--- START ---
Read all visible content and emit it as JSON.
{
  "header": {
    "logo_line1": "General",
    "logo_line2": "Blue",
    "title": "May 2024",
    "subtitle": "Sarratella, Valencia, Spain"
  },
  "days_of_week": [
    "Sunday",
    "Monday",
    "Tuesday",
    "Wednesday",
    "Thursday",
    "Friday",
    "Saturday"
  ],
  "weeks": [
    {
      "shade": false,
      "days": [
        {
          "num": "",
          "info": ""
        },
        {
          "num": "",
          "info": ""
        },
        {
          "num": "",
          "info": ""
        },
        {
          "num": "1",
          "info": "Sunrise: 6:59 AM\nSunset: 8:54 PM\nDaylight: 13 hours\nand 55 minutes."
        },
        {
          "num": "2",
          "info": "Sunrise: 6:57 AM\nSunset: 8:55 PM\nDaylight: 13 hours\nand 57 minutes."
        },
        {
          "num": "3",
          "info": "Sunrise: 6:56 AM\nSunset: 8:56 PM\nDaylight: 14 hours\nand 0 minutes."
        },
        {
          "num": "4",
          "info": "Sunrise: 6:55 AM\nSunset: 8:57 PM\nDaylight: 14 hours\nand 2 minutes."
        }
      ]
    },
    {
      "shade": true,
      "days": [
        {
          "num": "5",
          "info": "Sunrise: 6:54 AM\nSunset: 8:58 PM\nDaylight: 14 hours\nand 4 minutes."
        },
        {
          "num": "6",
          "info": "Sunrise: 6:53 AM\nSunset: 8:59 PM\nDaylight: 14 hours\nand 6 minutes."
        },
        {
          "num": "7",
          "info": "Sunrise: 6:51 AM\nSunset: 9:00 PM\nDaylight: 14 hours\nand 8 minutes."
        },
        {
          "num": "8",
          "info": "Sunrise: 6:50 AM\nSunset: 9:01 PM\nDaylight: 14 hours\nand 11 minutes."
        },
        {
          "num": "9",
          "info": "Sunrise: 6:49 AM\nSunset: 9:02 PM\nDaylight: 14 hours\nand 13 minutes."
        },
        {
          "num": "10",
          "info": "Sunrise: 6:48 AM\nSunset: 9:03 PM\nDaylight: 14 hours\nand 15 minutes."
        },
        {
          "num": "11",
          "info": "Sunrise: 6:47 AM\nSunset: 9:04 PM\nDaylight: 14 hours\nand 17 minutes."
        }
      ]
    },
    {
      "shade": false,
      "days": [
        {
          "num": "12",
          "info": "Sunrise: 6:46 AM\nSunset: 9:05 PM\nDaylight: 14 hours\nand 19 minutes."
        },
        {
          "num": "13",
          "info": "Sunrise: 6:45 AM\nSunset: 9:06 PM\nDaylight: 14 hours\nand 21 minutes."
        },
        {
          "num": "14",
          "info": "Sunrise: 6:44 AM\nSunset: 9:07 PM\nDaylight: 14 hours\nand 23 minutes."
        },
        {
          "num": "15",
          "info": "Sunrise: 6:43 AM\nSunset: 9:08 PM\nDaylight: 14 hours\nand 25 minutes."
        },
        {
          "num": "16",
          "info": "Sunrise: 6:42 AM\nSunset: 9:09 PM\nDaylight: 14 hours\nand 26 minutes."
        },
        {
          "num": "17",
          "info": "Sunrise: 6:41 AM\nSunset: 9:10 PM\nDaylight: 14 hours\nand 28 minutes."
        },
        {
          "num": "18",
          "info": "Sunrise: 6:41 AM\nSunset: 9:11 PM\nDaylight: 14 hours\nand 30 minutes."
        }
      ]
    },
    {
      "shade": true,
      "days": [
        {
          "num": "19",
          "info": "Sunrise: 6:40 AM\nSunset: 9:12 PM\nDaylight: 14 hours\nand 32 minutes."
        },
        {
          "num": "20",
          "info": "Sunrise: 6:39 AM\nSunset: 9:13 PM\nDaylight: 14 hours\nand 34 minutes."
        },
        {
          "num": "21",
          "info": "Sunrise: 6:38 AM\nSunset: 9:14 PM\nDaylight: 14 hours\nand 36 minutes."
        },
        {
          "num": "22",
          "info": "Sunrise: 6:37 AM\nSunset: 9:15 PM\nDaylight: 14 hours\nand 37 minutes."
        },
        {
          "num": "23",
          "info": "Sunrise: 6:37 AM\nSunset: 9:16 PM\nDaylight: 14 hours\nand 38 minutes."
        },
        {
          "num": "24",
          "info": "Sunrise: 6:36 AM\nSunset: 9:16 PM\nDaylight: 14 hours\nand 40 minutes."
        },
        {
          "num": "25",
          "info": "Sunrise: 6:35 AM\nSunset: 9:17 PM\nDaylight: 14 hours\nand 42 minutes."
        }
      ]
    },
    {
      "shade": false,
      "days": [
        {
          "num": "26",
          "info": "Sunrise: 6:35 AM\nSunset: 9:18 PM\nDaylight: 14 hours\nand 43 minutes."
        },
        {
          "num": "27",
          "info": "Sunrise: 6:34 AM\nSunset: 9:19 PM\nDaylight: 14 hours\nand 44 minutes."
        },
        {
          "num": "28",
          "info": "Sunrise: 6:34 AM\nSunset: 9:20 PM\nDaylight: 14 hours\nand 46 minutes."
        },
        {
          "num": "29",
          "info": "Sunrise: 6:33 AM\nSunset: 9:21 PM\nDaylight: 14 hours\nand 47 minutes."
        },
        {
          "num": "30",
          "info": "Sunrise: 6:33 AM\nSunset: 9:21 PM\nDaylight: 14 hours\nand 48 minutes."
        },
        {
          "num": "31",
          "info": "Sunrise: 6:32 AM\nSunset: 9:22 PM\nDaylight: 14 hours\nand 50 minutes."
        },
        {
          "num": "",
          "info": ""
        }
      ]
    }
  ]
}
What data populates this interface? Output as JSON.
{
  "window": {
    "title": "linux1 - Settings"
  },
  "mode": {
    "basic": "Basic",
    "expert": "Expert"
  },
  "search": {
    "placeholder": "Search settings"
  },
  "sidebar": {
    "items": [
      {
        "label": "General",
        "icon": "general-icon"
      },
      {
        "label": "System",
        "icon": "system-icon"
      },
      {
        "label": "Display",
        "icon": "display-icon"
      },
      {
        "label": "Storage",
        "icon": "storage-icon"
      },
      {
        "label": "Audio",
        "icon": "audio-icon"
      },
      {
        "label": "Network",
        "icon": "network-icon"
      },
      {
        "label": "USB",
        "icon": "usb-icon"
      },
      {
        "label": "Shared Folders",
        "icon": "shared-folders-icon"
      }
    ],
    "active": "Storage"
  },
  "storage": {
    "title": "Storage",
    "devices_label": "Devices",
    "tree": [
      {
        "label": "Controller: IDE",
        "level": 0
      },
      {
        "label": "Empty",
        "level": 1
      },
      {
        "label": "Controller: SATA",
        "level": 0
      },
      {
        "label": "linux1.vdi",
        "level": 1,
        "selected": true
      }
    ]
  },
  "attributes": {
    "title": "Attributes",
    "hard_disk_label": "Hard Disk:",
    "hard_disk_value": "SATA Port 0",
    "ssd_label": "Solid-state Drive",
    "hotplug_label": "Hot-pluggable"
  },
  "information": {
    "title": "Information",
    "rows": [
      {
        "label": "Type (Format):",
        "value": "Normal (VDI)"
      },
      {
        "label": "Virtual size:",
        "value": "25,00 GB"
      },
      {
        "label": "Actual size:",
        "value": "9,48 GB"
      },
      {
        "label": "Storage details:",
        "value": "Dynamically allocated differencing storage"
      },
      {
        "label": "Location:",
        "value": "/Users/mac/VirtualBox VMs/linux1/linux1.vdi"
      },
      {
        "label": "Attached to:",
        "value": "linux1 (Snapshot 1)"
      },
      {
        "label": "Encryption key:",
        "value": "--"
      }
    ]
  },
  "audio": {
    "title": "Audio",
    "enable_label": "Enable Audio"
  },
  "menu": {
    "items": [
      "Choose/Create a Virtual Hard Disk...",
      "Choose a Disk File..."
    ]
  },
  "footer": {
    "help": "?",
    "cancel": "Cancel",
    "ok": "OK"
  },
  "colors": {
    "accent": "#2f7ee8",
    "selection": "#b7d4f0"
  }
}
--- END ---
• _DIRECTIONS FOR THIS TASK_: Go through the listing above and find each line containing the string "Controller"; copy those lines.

• _EXERCISE ANSWER_:
        "label": "Controller: IDE",
        "label": "Controller: SATA",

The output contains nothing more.